While I was away, I've been slaving over this novella, which has been really kicking my ass. Expect full details in a few weeks, but suffice to say, there is a certain anxiety that comes with having an agreement to publish and not actually having it done. The issue of finishing it isn't an issue, I am nearly there, but the issue of whether or not I can make it good is what scares me. I had a whole first draft on paper and was halfway through the second when I crashed, losing all but the first five pages. I kept going, though, getting back in the saddle right where I left off and heading straight through to the end, and now that I have started over at the beginning, I realized it was a sort of blessing in a very ugly disguise to have to do so, as I have a better handle on the whole thing. But, man, what a way to have to get there!

I also picked up a new serial manga to replace Gravitation. I am not sure if it's been announced yet, it's not on the Tokyopop site, so mum's the word at the moment.

In other news, Kelly Sue--the Tristan to my Lance--sent me her old digital camera, and if I can get it to work, I can start posting pics here.

Elsewhere, my friend Lara Michell released her third album this week, and she had a smashing party to celebrate it last night. Lara's the author of one of the quotes at the beginning of Cut My Hair, so you should definitely check her out.

Current Soundtrack: Pulp, Hits

Thanks to everyone who used my Amazon links in the last four months. I got a nice gift certificate today!

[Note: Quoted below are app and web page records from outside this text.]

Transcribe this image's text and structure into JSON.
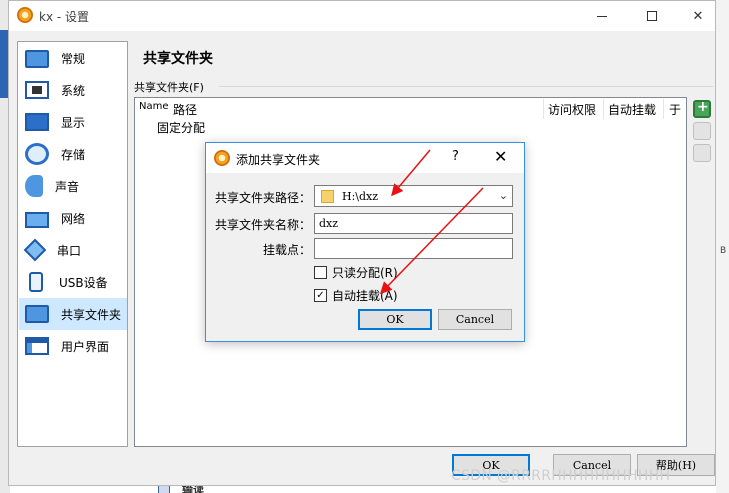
{
  "window": {
    "title": "kx - 设置"
  },
  "sidebar": {
    "items": [
      {
        "label": "常规",
        "icon": "monitor-icon"
      },
      {
        "label": "系统",
        "icon": "chip-icon"
      },
      {
        "label": "显示",
        "icon": "display-icon"
      },
      {
        "label": "存储",
        "icon": "disk-icon"
      },
      {
        "label": "声音",
        "icon": "speaker-icon"
      },
      {
        "label": "网络",
        "icon": "network-icon"
      },
      {
        "label": "串口",
        "icon": "serial-port-icon"
      },
      {
        "label": "USB设备",
        "icon": "usb-icon"
      },
      {
        "label": "共享文件夹",
        "icon": "shared-folder-icon"
      },
      {
        "label": "用户界面",
        "icon": "user-interface-icon"
      }
    ],
    "selected": "共享文件夹"
  },
  "main": {
    "title": "共享文件夹",
    "group_label": "共享文件夹(F)",
    "columns": {
      "name": "Name",
      "path": "路径",
      "access": "访问权限",
      "auto_mount": "自动挂载",
      "at": "于"
    },
    "rows": [
      "固定分配"
    ]
  },
  "footer": {
    "ok": "OK",
    "cancel": "Cancel",
    "help": "帮助(H)"
  },
  "background": {
    "right_edge_text": "B",
    "bottom_text": "输读",
    "watermark": "CSDN @RRRRHHHHHHHHHHH"
  },
  "dialog": {
    "title": "添加共享文件夹",
    "help_glyph": "?",
    "close_glyph": "✕",
    "path_label": "共享文件夹路径：",
    "path_value": "H:\\dxz",
    "name_label": "共享文件夹名称：",
    "name_value": "dxz",
    "mount_label": "挂载点：",
    "mount_value": "",
    "readonly_label": "只读分配(R)",
    "readonly_checked": false,
    "automount_label": "自动挂载(A)",
    "automount_checked": true,
    "ok": "OK",
    "cancel": "Cancel"
  },
  "colors": {
    "selection": "#cde8ff",
    "accent": "#0078d7",
    "annotation_arrow": "#e81212"
  }
}
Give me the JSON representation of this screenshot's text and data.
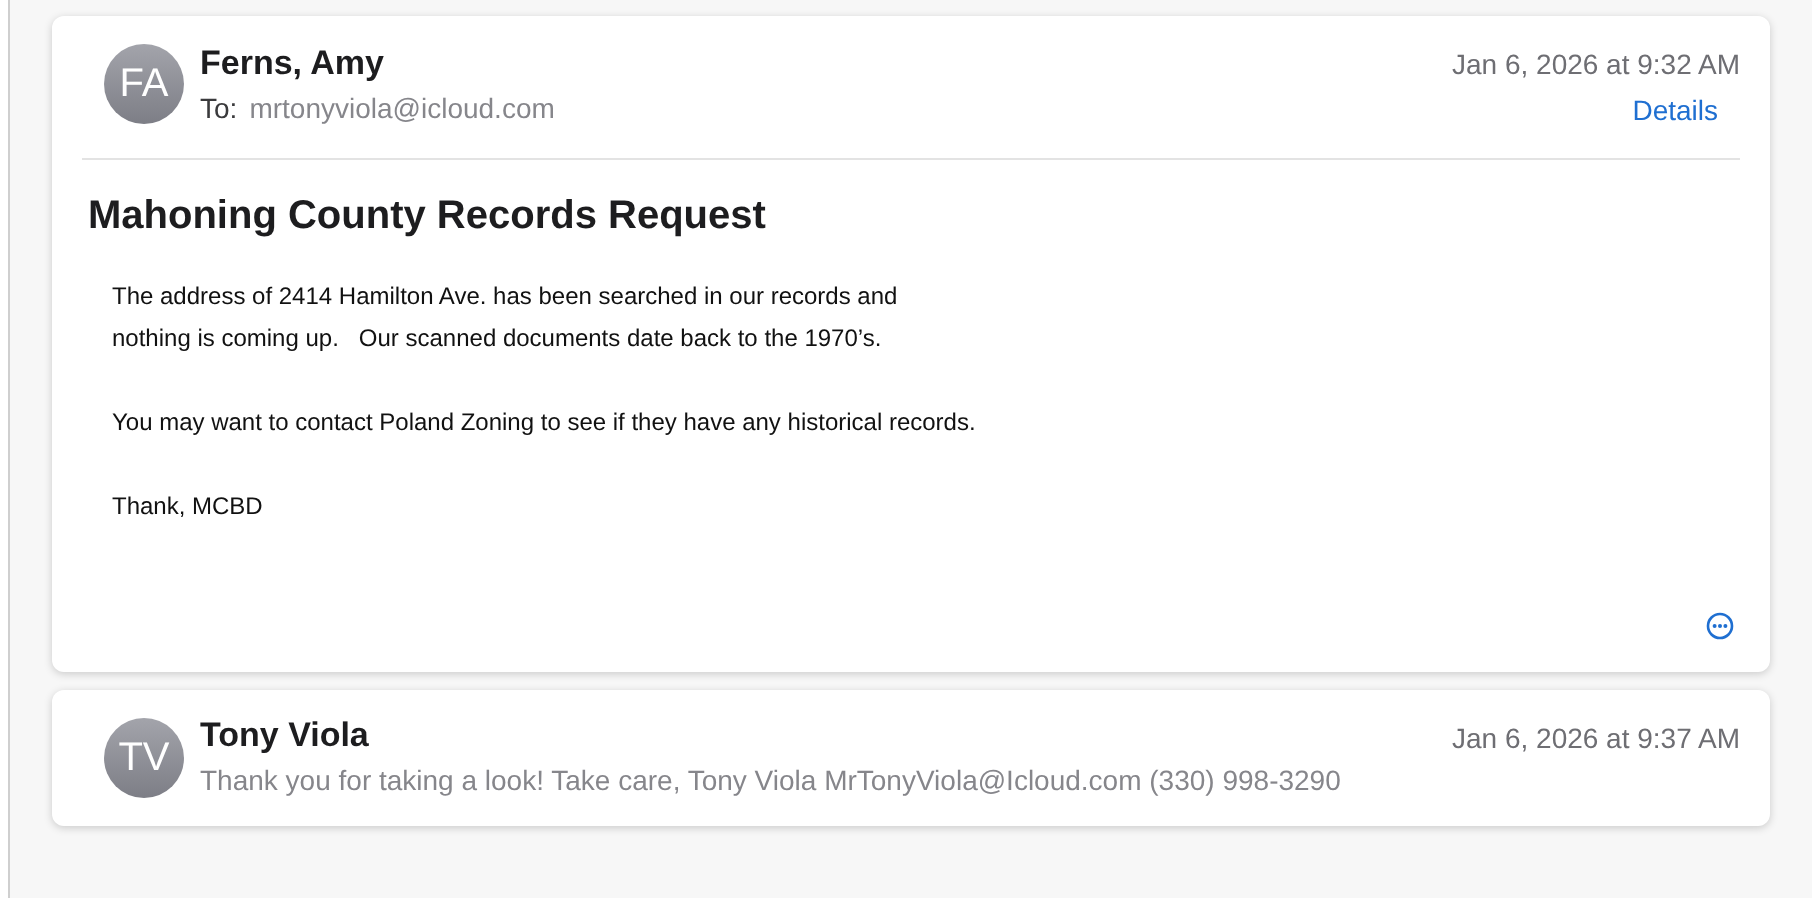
{
  "messages": [
    {
      "kind": "expanded",
      "initials": "FA",
      "sender": "Ferns, Amy",
      "to_label": "To:",
      "to": "mrtonyviola@icloud.com",
      "date": "Jan 6, 2026 at 9:32 AM",
      "details": "Details",
      "subject": "Mahoning County Records Request",
      "body": [
        [
          "The address of 2414 Hamilton Ave. has been searched in our records and",
          "nothing is coming up.   Our scanned documents date back to the 1970’s."
        ],
        [
          "You may want to contact Poland Zoning to see if they have any historical records."
        ],
        [
          "Thank, MCBD"
        ]
      ]
    },
    {
      "kind": "collapsed",
      "initials": "TV",
      "sender": "Tony Viola",
      "date": "Jan 6, 2026 at 9:37 AM",
      "preview": "Thank you for taking a look! Take care, Tony Viola MrTonyViola@Icloud.com (330) 998-3290"
    }
  ]
}
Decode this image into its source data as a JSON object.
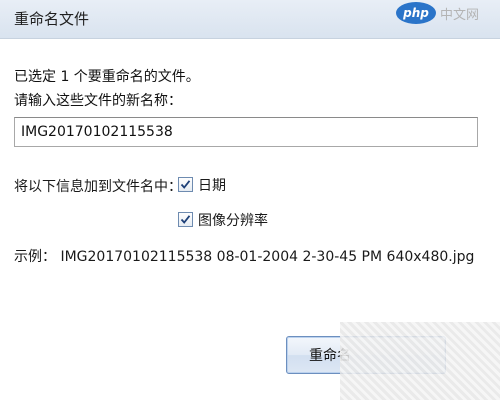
{
  "window": {
    "title": "重命名文件",
    "close_glyph": "×"
  },
  "watermark": {
    "logo": "php",
    "text": "中文网"
  },
  "message": {
    "selected_count": "已选定 1 个要重命名的文件。",
    "prompt": "请输入这些文件的新名称："
  },
  "name_input": {
    "value": "IMG20170102115538"
  },
  "attributes": {
    "label": "将以下信息加到文件名中：",
    "options": [
      {
        "label": "日期",
        "checked": true
      },
      {
        "label": "图像分辨率",
        "checked": true
      }
    ]
  },
  "example": {
    "text": "示例： IMG20170102115538 08-01-2004 2-30-45 PM 640x480.jpg"
  },
  "buttons": {
    "rename_label": "重命名"
  }
}
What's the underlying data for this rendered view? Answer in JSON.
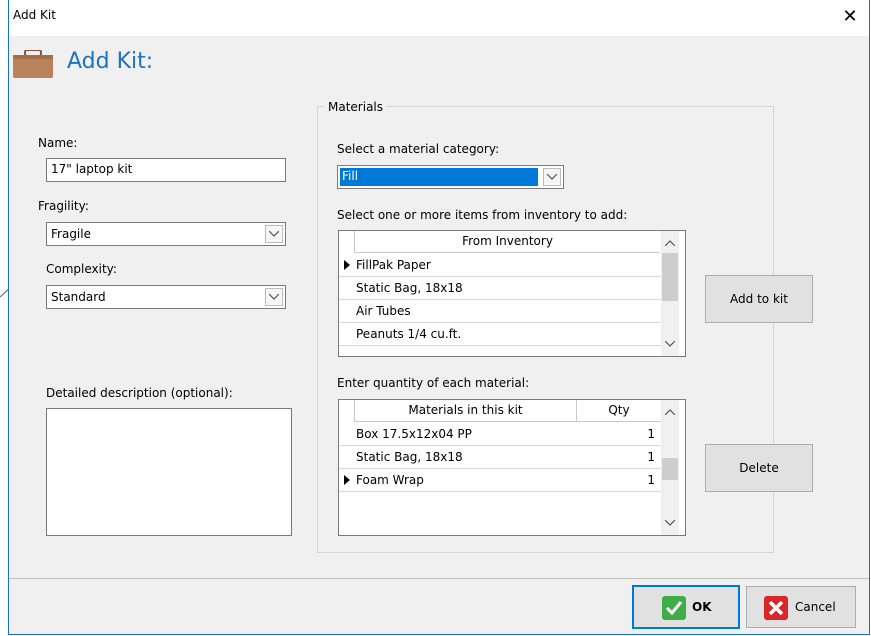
{
  "window": {
    "title": "Add Kit",
    "close_symbol": "✕"
  },
  "heading": {
    "text": "Add Kit:",
    "icon": "briefcase-icon"
  },
  "form": {
    "name_label": "Name:",
    "name_value": "17\" laptop kit",
    "fragility_label": "Fragility:",
    "fragility_value": "Fragile",
    "complexity_label": "Complexity:",
    "complexity_value": "Standard",
    "description_label": "Detailed description (optional):",
    "description_value": ""
  },
  "materials": {
    "group_label": "Materials",
    "category_label": "Select a material category:",
    "category_value": "Fill",
    "inventory_label": "Select one or more items from inventory to add:",
    "inventory_header": "From Inventory",
    "inventory_items": [
      "FillPak Paper",
      "Static Bag, 18x18",
      "Air Tubes",
      "Peanuts 1/4 cu.ft."
    ],
    "add_button": "Add to kit",
    "quantity_label": "Enter quantity of each material:",
    "kit_header_name": "Materials in this kit",
    "kit_header_qty": "Qty",
    "kit_items": [
      {
        "name": "Box 17.5x12x04 PP",
        "qty": "1"
      },
      {
        "name": "Static Bag, 18x18",
        "qty": "1"
      },
      {
        "name": "Foam Wrap",
        "qty": "1"
      }
    ],
    "delete_button": "Delete"
  },
  "footer": {
    "ok_label": "OK",
    "cancel_label": "Cancel"
  },
  "colors": {
    "accent": "#1a73c2",
    "selection": "#0078d7",
    "ok_green": "#3fae49",
    "cancel_red": "#d9262b"
  }
}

One nice person even bought that silly Cut my Hair thing.

golightly@confessions123.com * The Website

[to leave comments, click on the time-stamp below, then scroll down on the new page] – All text (c) 2004 Jamie S. Rich